Orthogonal Thought | Random musings from the creator of Cooking For Engineers and Lead Architect of Fanpop





What I Ate: June 29, 2009

Posted 29 June, 2009 at 11:19pm by Michael Chu
(Filed under: Food, What I Ate)

Dinner: I cooked a large (2-1/2 pound) USDA Prime bone-in ribeye steak. Low and slow in the oven at 200°F until the interior was a little over 130°F. Then I finished it on the stove top in a fry pan with half a stick of butter. This piece had the largest spinalis dorsi (the ribeye cap) that I've ever seen. I trimmed the cap off the ribeye and served that to Tina and myself. This is the best steak I've cooked since moving to Texas and one of the better ones I've ever done. I'm especially proud since I previously did steaks only on the grill (which I don't have anymore) and it's been difficult for me to get my steaks to where I like them to be with my indoor cooking equipment.
Ribeye steak

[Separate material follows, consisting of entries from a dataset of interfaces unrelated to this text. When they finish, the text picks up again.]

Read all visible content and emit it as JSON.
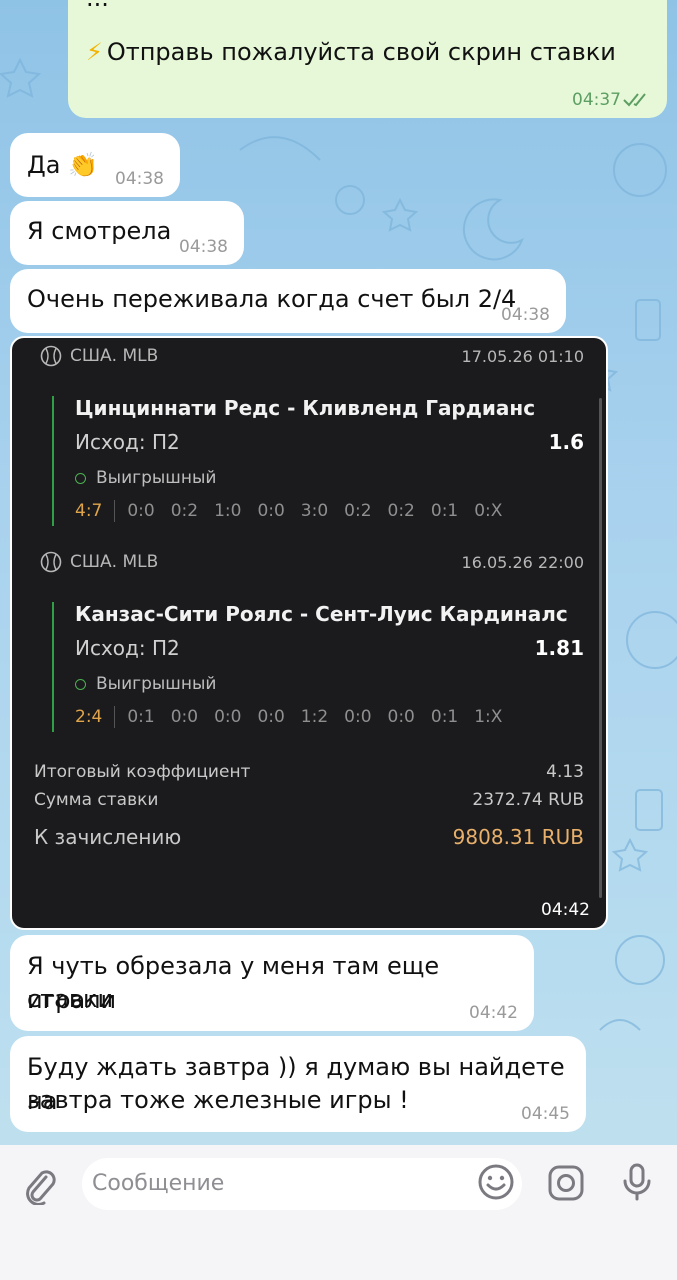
{
  "messages": {
    "out1": {
      "preview": "...",
      "icon": "lightning-emoji",
      "text": "Отправь пожалуйста свой скрин ставки",
      "time": "04:37"
    },
    "in1": {
      "text": "Да",
      "emoji": "👏",
      "time": "04:38"
    },
    "in2": {
      "text": "Я смотрела",
      "time": "04:38"
    },
    "in3": {
      "text": "Очень переживала когда счет был 2/4",
      "time": "04:38"
    },
    "in4": {
      "line1": "Я чуть обрезала у меня там еще играли",
      "line2": "ставки",
      "time": "04:42"
    },
    "in5": {
      "line1": "Буду ждать завтра )) я думаю вы найдете на",
      "line2": "завтра тоже железные игры !",
      "time": "04:45"
    }
  },
  "bet_card": {
    "events": [
      {
        "league": "США. MLB",
        "datetime": "17.05.26 01:10",
        "teams": "Цинциннати Редс - Кливленд Гардианс",
        "outcome": "Исход: П2",
        "odds": "1.6",
        "status": "Выигрышный",
        "final_score": "4:7",
        "periods": [
          "0:0",
          "0:2",
          "1:0",
          "0:0",
          "3:0",
          "0:2",
          "0:2",
          "0:1",
          "0:X"
        ]
      },
      {
        "league": "США. MLB",
        "datetime": "16.05.26 22:00",
        "teams": "Канзас-Сити Роялс - Сент-Луис Кардиналс",
        "outcome": "Исход: П2",
        "odds": "1.81",
        "status": "Выигрышный",
        "final_score": "2:4",
        "periods": [
          "0:1",
          "0:0",
          "0:0",
          "0:0",
          "1:2",
          "0:0",
          "0:0",
          "0:1",
          "1:X"
        ]
      }
    ],
    "total_odds_label": "Итоговый коэффициент",
    "total_odds": "4.13",
    "stake_label": "Сумма ставки",
    "stake": "2372.74 RUB",
    "payout_label": "К зачислению",
    "payout": "9808.31 RUB",
    "time": "04:42"
  },
  "composer": {
    "placeholder": "Сообщение",
    "icons": [
      "paperclip-icon",
      "emoji-icon",
      "camera-icon",
      "microphone-icon"
    ]
  },
  "colors": {
    "outgoing_bubble": "#e6f8d8",
    "win_green": "#4caf50",
    "payout_orange": "#e8b06a"
  }
}
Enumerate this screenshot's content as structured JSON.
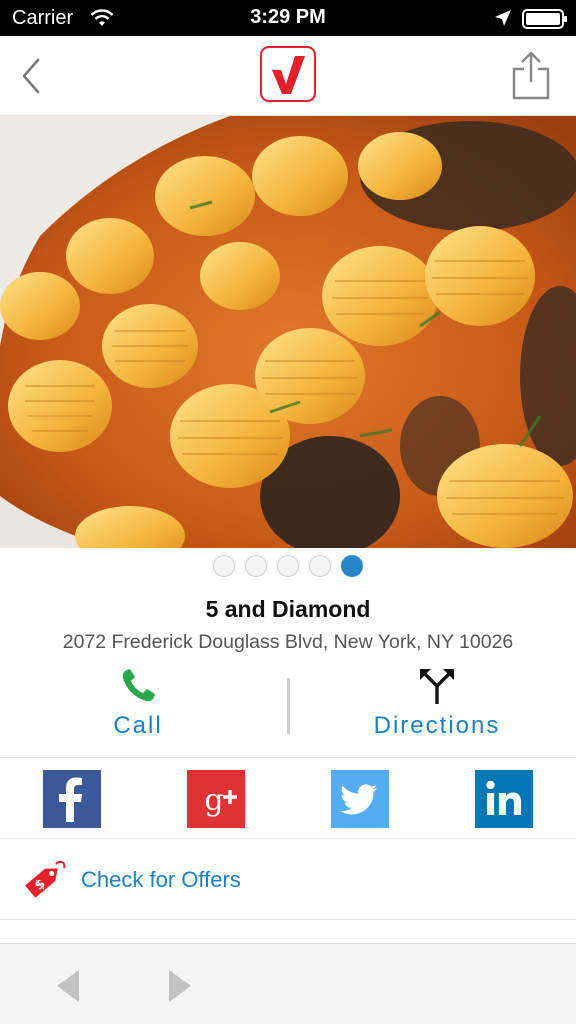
{
  "status_bar": {
    "carrier": "Carrier",
    "time": "3:29 PM",
    "icons": [
      "wifi-icon",
      "location-icon",
      "battery-icon"
    ]
  },
  "nav": {
    "left_icon": "chevron-left-icon",
    "logo": "v-checkmark-logo",
    "right_icon": "share-icon",
    "brand_color": "#e0202a"
  },
  "hero": {
    "image": "pasta-dish-photo",
    "carousel_total": 5,
    "carousel_active": 5
  },
  "place": {
    "name": "5 and Diamond",
    "address": "2072 Frederick Douglass Blvd, New York, NY 10026"
  },
  "actions": {
    "call_label": "Call",
    "call_icon": "phone-icon",
    "directions_label": "Directions",
    "directions_icon": "fork-arrows-icon",
    "link_color": "#1b7fc4"
  },
  "social": [
    {
      "name": "Facebook",
      "icon": "facebook-icon",
      "color": "#3b5998"
    },
    {
      "name": "Google+",
      "icon": "google-plus-icon",
      "color": "#dd3333"
    },
    {
      "name": "Twitter",
      "icon": "twitter-icon",
      "color": "#55acee"
    },
    {
      "name": "LinkedIn",
      "icon": "linkedin-icon",
      "color": "#0077b5"
    }
  ],
  "offers": {
    "label": "Check for Offers",
    "icon": "price-tag-icon"
  },
  "toolbar": {
    "back_icon": "triangle-left-icon",
    "forward_icon": "triangle-right-icon"
  }
}
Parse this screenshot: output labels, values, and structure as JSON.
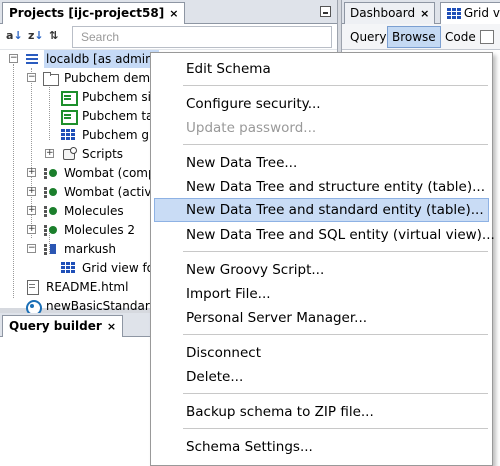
{
  "projects_panel": {
    "tab_label": "Projects [ijc-project58]",
    "search_placeholder": "Search",
    "tree": {
      "root": "localdb [as admin]",
      "folder": "Pubchem demo",
      "items": [
        "Pubchem sir",
        "Pubchem ta",
        "Pubchem gr",
        "Scripts",
        "Wombat (comp",
        "Wombat (activi",
        "Molecules",
        "Molecules 2",
        "markush",
        "Grid view fo",
        "README.html",
        "newBasicStandard"
      ]
    }
  },
  "query_builder": {
    "tab_label": "Query builder"
  },
  "right_panel": {
    "tabs": [
      "Dashboard",
      "Grid vie"
    ],
    "buttons": [
      "Query",
      "Browse",
      "Code"
    ],
    "active_button": "Browse"
  },
  "context_menu": {
    "items": [
      "Edit Schema",
      "Configure security...",
      "Update password...",
      "New Data Tree...",
      "New Data Tree and structure entity (table)...",
      "New Data Tree and standard entity (table)...",
      "New Data Tree and SQL entity (virtual view)...",
      "New Groovy Script...",
      "Import File...",
      "Personal Server Manager...",
      "Disconnect",
      "Delete...",
      "Backup schema to ZIP file...",
      "Schema Settings..."
    ],
    "highlighted": "New Data Tree and standard entity (table)...",
    "disabled": [
      "Update password..."
    ]
  },
  "colors": {
    "selection": "#c6daf6",
    "menu_highlight": "#c9dcf5",
    "active_button": "#c4d9f3"
  }
}
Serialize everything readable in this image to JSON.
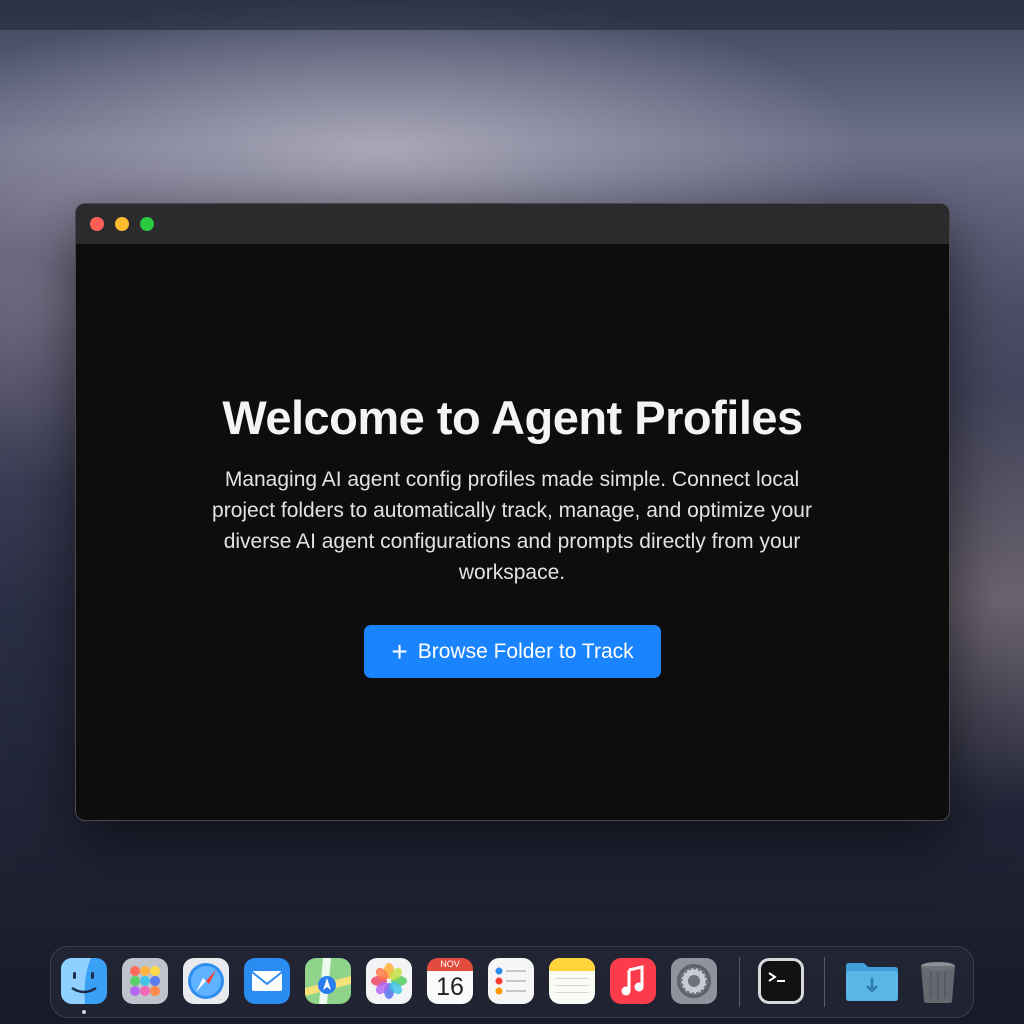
{
  "window": {
    "title": "Welcome to Agent Profiles",
    "description": "Managing AI agent config profiles made simple. Connect local project folders to automatically track, manage, and optimize your diverse AI agent configurations and prompts directly from your workspace.",
    "cta_label": "Browse Folder to Track",
    "cta_icon": "+"
  },
  "dock": {
    "items": [
      {
        "name": "finder-icon"
      },
      {
        "name": "launchpad-icon"
      },
      {
        "name": "safari-icon"
      },
      {
        "name": "mail-icon"
      },
      {
        "name": "maps-icon"
      },
      {
        "name": "photos-icon"
      },
      {
        "name": "calendar-icon",
        "month": "NOV",
        "day": "16"
      },
      {
        "name": "reminders-icon"
      },
      {
        "name": "notes-icon"
      },
      {
        "name": "music-icon"
      },
      {
        "name": "system-settings-icon"
      },
      {
        "name": "terminal-icon"
      },
      {
        "name": "downloads-folder-icon"
      },
      {
        "name": "trash-icon"
      }
    ]
  },
  "colors": {
    "accent": "#1a84ff",
    "window_bg": "#0d0d0e",
    "titlebar": "#2b2b2d"
  }
}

I sauteed fresh okra pods that I purchased yesterday with a chopped up jalapeno chile in the butter that I used to form the crust on the steak. The beef and the okra together made one of the most satisfying dinners I've had in a while.

Lunch: We each made ourselves a platter of assorted meats and veggies. I had a few slices of Rosemary Olive Oil Bread, Olive Mortadella, Head Cheese, Pastrami, Smoked Sockeye Salmon, Radishes, and English Cucumber with a small dollop of Grey Poupon white wine mustard.
Platter of Assorted Meats

3 comments to What I Ate: June 29, 2009

Don, June 30th, 2009 at 8:37 am:

  • It sounds like a really good home cooking day.

Nate, July 1st, 2009 at 11:26 pm:

  • What made you do the "start low finish high" method versus the usual "start high finish low"?

Michael Chu, July 2nd, 2009 at 6:51 am:

  • The size of the cut. With a thinner cut, the sear is more important for flavor - so I execute that first. The steak might not be able to handle much more than a sear. With the thicker cut, I could do the sear first, then slow cook or vice versa and it wouldn't make a difference. I find it easier to bring it up to the temperature I want in the oven first and then let it cool a little bit (or a lot depending on when I'm ready to eat) before frying it in the pan to finish.